**Requirement:** Keep only those lines of the records that include the string "START".

**Data listing:**

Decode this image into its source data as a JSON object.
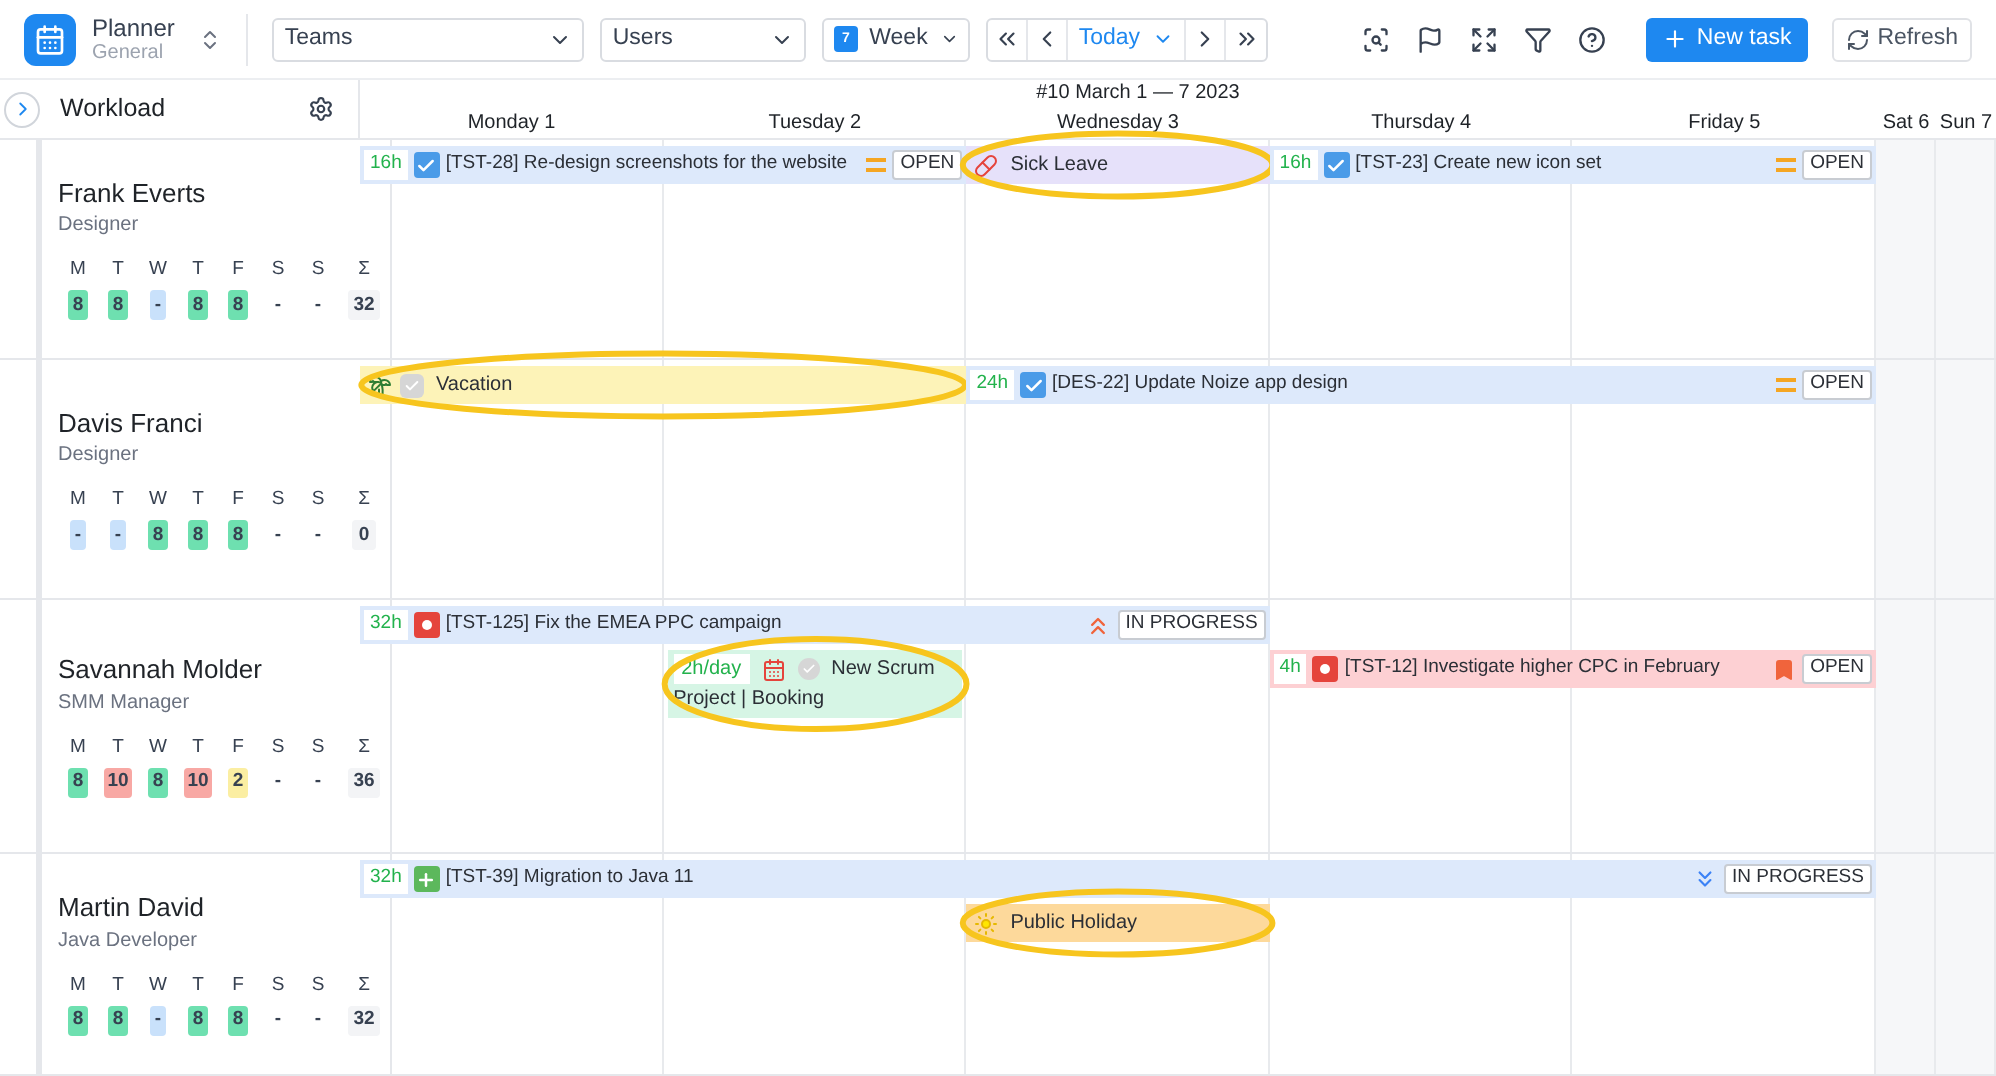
{
  "app": {
    "title": "Planner",
    "subtitle": "General",
    "week_icon_day": "7"
  },
  "toolbar": {
    "teams": "Teams",
    "users": "Users",
    "view": "Week",
    "today": "Today",
    "new_task": "New task",
    "refresh": "Refresh"
  },
  "panel": {
    "title": "Workload"
  },
  "week_label": "#10 March 1 — 7 2023",
  "days": [
    "Monday 1",
    "Tuesday 2",
    "Wednesday 3",
    "Thursday 4",
    "Friday 5",
    "Sat 6",
    "Sun 7"
  ],
  "people": [
    {
      "name": "Frank Everts",
      "role": "Designer",
      "day_letters": [
        "M",
        "T",
        "W",
        "T",
        "F",
        "S",
        "S",
        "Σ"
      ],
      "hours": [
        {
          "value": "8",
          "color": "#6ee0b0"
        },
        {
          "value": "8",
          "color": "#6ee0b0"
        },
        {
          "value": "-",
          "color": "#c9e1fb"
        },
        {
          "value": "8",
          "color": "#6ee0b0"
        },
        {
          "value": "8",
          "color": "#6ee0b0"
        },
        {
          "value": "-"
        },
        {
          "value": "-"
        }
      ],
      "total": "32",
      "events": [
        {
          "kind": "task",
          "hours": "16h",
          "type_icon": {
            "kind": "check"
          },
          "title": "[TST-28] Re-design screenshots for the website",
          "priority_icon": {
            "kind": "medium"
          },
          "status": "OPEN",
          "color": "#dde9fb"
        },
        {
          "kind": "absence",
          "icon": {
            "kind": "sick"
          },
          "label": "Sick Leave",
          "color": "#e6e1fa",
          "highlighted": true
        },
        {
          "kind": "task",
          "hours": "16h",
          "type_icon": {
            "kind": "check"
          },
          "title": "[TST-23] Create new icon set",
          "priority_icon": {
            "kind": "medium"
          },
          "status": "OPEN",
          "color": "#dde9fb"
        }
      ]
    },
    {
      "name": "Davis Franci",
      "role": "Designer",
      "day_letters": [
        "M",
        "T",
        "W",
        "T",
        "F",
        "S",
        "S",
        "Σ"
      ],
      "hours": [
        {
          "value": "-",
          "color": "#c9e1fb"
        },
        {
          "value": "-",
          "color": "#c9e1fb"
        },
        {
          "value": "8",
          "color": "#6ee0b0"
        },
        {
          "value": "8",
          "color": "#6ee0b0"
        },
        {
          "value": "8",
          "color": "#6ee0b0"
        },
        {
          "value": "-"
        },
        {
          "value": "-"
        }
      ],
      "total": "0",
      "events": [
        {
          "kind": "absence",
          "icon": {
            "kind": "vacation"
          },
          "label": "Vacation",
          "color": "#fdf3b8",
          "highlighted": true
        },
        {
          "kind": "task",
          "hours": "24h",
          "type_icon": {
            "kind": "check"
          },
          "title": "[DES-22] Update Noize app design",
          "priority_icon": {
            "kind": "medium"
          },
          "status": "OPEN",
          "color": "#dde9fb"
        }
      ]
    },
    {
      "name": "Savannah Molder",
      "role": "SMM Manager",
      "day_letters": [
        "M",
        "T",
        "W",
        "T",
        "F",
        "S",
        "S",
        "Σ"
      ],
      "hours": [
        {
          "value": "8",
          "color": "#6ee0b0"
        },
        {
          "value": "10",
          "color": "#f8a8a4"
        },
        {
          "value": "8",
          "color": "#6ee0b0"
        },
        {
          "value": "10",
          "color": "#f8a8a4"
        },
        {
          "value": "2",
          "color": "#fbeea2"
        },
        {
          "value": "-"
        },
        {
          "value": "-"
        }
      ],
      "total": "36",
      "events": [
        {
          "kind": "task",
          "hours": "32h",
          "type_icon": {
            "kind": "bug"
          },
          "title": "[TST-125] Fix the EMEA PPC campaign",
          "priority_icon": {
            "kind": "highest"
          },
          "status": "IN PROGRESS",
          "color": "#dde9fb"
        },
        {
          "kind": "meeting",
          "hours": "2h/day",
          "title": "New Scrum",
          "subtitle": "Project | Booking",
          "color": "#d6f5e5",
          "highlighted": true
        },
        {
          "kind": "task",
          "hours": "4h",
          "type_icon": {
            "kind": "bug"
          },
          "title": "[TST-12] Investigate higher CPC in February",
          "priority_icon": {
            "kind": "high"
          },
          "status": "OPEN",
          "color": "#fdd0d3"
        }
      ]
    },
    {
      "name": "Martin David",
      "role": "Java Developer",
      "day_letters": [
        "M",
        "T",
        "W",
        "T",
        "F",
        "S",
        "S",
        "Σ"
      ],
      "hours": [
        {
          "value": "8",
          "color": "#6ee0b0"
        },
        {
          "value": "8",
          "color": "#6ee0b0"
        },
        {
          "value": "-",
          "color": "#c9e1fb"
        },
        {
          "value": "8",
          "color": "#6ee0b0"
        },
        {
          "value": "8",
          "color": "#6ee0b0"
        },
        {
          "value": "-"
        },
        {
          "value": "-"
        }
      ],
      "total": "32",
      "events": [
        {
          "kind": "task",
          "hours": "32h",
          "type_icon": {
            "kind": "story"
          },
          "title": "[TST-39] Migration to Java 11",
          "priority_icon": {
            "kind": "lowest"
          },
          "status": "IN PROGRESS",
          "color": "#dde9fb"
        },
        {
          "kind": "absence",
          "icon": {
            "kind": "holiday"
          },
          "label": "Public Holiday",
          "color": "#fdd99b",
          "highlighted": true
        }
      ]
    }
  ]
}
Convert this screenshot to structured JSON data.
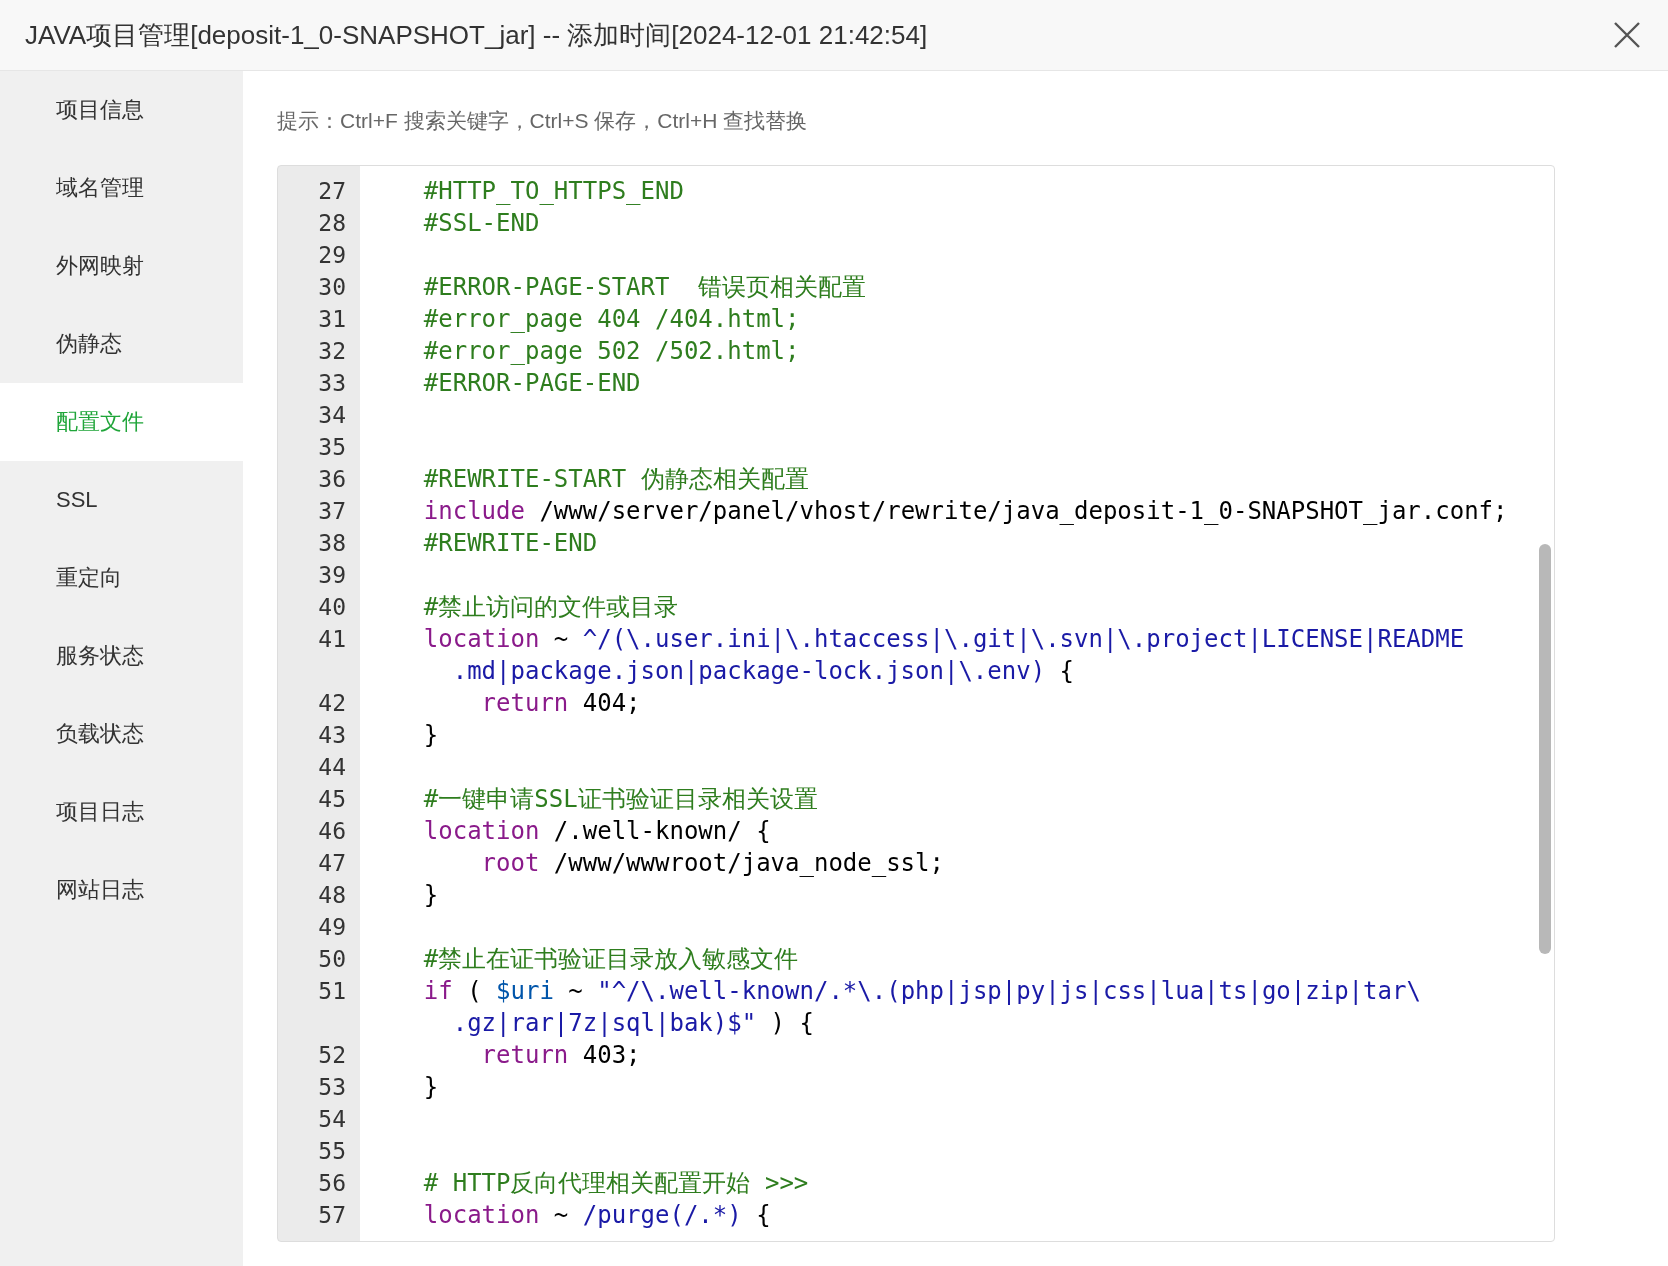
{
  "window": {
    "title": "JAVA项目管理[deposit-1_0-SNAPSHOT_jar] -- 添加时间[2024-12-01 21:42:54]"
  },
  "sidebar": {
    "items": [
      {
        "label": "项目信息",
        "selected": false
      },
      {
        "label": "域名管理",
        "selected": false
      },
      {
        "label": "外网映射",
        "selected": false
      },
      {
        "label": "伪静态",
        "selected": false
      },
      {
        "label": "配置文件",
        "selected": true
      },
      {
        "label": "SSL",
        "selected": false
      },
      {
        "label": "重定向",
        "selected": false
      },
      {
        "label": "服务状态",
        "selected": false
      },
      {
        "label": "负载状态",
        "selected": false
      },
      {
        "label": "项目日志",
        "selected": false
      },
      {
        "label": "网站日志",
        "selected": false
      }
    ]
  },
  "hint": "提示：Ctrl+F 搜索关键字，Ctrl+S 保存，Ctrl+H 查找替换",
  "editor": {
    "lines": [
      {
        "number": "27",
        "tokens": [
          {
            "kind": "comment",
            "text": "    #HTTP_TO_HTTPS_END"
          }
        ]
      },
      {
        "number": "28",
        "tokens": [
          {
            "kind": "comment",
            "text": "    #SSL-END"
          }
        ]
      },
      {
        "number": "29"
      },
      {
        "number": "30",
        "tokens": [
          {
            "kind": "comment",
            "text": "    #ERROR-PAGE-START  错误页相关配置"
          }
        ]
      },
      {
        "number": "31",
        "tokens": [
          {
            "kind": "comment",
            "text": "    #error_page 404 /404.html;"
          }
        ]
      },
      {
        "number": "32",
        "tokens": [
          {
            "kind": "comment",
            "text": "    #error_page 502 /502.html;"
          }
        ]
      },
      {
        "number": "33",
        "tokens": [
          {
            "kind": "comment",
            "text": "    #ERROR-PAGE-END"
          }
        ]
      },
      {
        "number": "34"
      },
      {
        "number": "35"
      },
      {
        "number": "36",
        "tokens": [
          {
            "kind": "comment",
            "text": "    #REWRITE-START 伪静态相关配置"
          }
        ]
      },
      {
        "number": "37",
        "tokens": [
          {
            "kind": "keyword",
            "text": "    include"
          },
          {
            "kind": "plain",
            "text": " /www/server/panel/vhost/rewrite/java_deposit-1_0-SNAPSHOT_jar.conf;"
          }
        ]
      },
      {
        "number": "38",
        "tokens": [
          {
            "kind": "comment",
            "text": "    #REWRITE-END"
          }
        ]
      },
      {
        "number": "39"
      },
      {
        "number": "40",
        "tokens": [
          {
            "kind": "comment",
            "text": "    #禁止访问的文件或目录"
          }
        ]
      },
      {
        "number": "41",
        "tokens": [
          {
            "kind": "keyword",
            "text": "    location"
          },
          {
            "kind": "plain",
            "text": " ~ "
          },
          {
            "kind": "string",
            "text": "^/(\\.user.ini|\\.htaccess|\\.git|\\.svn|\\.project|LICENSE|README"
          }
        ],
        "wrapped": [
          {
            "kind": "string",
            "text": "      .md|package.json|package-lock.json|\\.env)"
          },
          {
            "kind": "plain",
            "text": " {"
          }
        ]
      },
      {
        "number": "42",
        "tokens": [
          {
            "kind": "keyword",
            "text": "        return"
          },
          {
            "kind": "plain",
            "text": " 404;"
          }
        ]
      },
      {
        "number": "43",
        "tokens": [
          {
            "kind": "plain",
            "text": "    }"
          }
        ]
      },
      {
        "number": "44"
      },
      {
        "number": "45",
        "tokens": [
          {
            "kind": "comment",
            "text": "    #一键申请SSL证书验证目录相关设置"
          }
        ]
      },
      {
        "number": "46",
        "tokens": [
          {
            "kind": "keyword",
            "text": "    location"
          },
          {
            "kind": "plain",
            "text": " /.well-known/ {"
          }
        ]
      },
      {
        "number": "47",
        "tokens": [
          {
            "kind": "keyword",
            "text": "        root"
          },
          {
            "kind": "plain",
            "text": " /www/wwwroot/java_node_ssl;"
          }
        ]
      },
      {
        "number": "48",
        "tokens": [
          {
            "kind": "plain",
            "text": "    }"
          }
        ]
      },
      {
        "number": "49"
      },
      {
        "number": "50",
        "tokens": [
          {
            "kind": "comment",
            "text": "    #禁止在证书验证目录放入敏感文件"
          }
        ]
      },
      {
        "number": "51",
        "tokens": [
          {
            "kind": "keyword",
            "text": "    if"
          },
          {
            "kind": "plain",
            "text": " ( "
          },
          {
            "kind": "variable",
            "text": "$uri"
          },
          {
            "kind": "plain",
            "text": " ~ "
          },
          {
            "kind": "string",
            "text": "\"^/\\.well-known/.*\\.(php|jsp|py|js|css|lua|ts|go|zip|tar\\"
          }
        ],
        "wrapped": [
          {
            "kind": "string",
            "text": "      .gz|rar|7z|sql|bak)$\""
          },
          {
            "kind": "plain",
            "text": " ) {"
          }
        ]
      },
      {
        "number": "52",
        "tokens": [
          {
            "kind": "keyword",
            "text": "        return"
          },
          {
            "kind": "plain",
            "text": " 403;"
          }
        ]
      },
      {
        "number": "53",
        "tokens": [
          {
            "kind": "plain",
            "text": "    }"
          }
        ]
      },
      {
        "number": "54"
      },
      {
        "number": "55"
      },
      {
        "number": "56",
        "tokens": [
          {
            "kind": "comment",
            "text": "    # HTTP反向代理相关配置开始 >>>"
          }
        ]
      },
      {
        "number": "57",
        "tokens": [
          {
            "kind": "keyword",
            "text": "    location"
          },
          {
            "kind": "plain",
            "text": " ~ "
          },
          {
            "kind": "string",
            "text": "/purge(/.*)"
          },
          {
            "kind": "plain",
            "text": " {"
          }
        ]
      }
    ]
  }
}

**Exercise solution:**
            "text": "    #ERROR-PAGE-START  错误页相关配置"
            "text": "    #REWRITE-START 伪静态相关配置"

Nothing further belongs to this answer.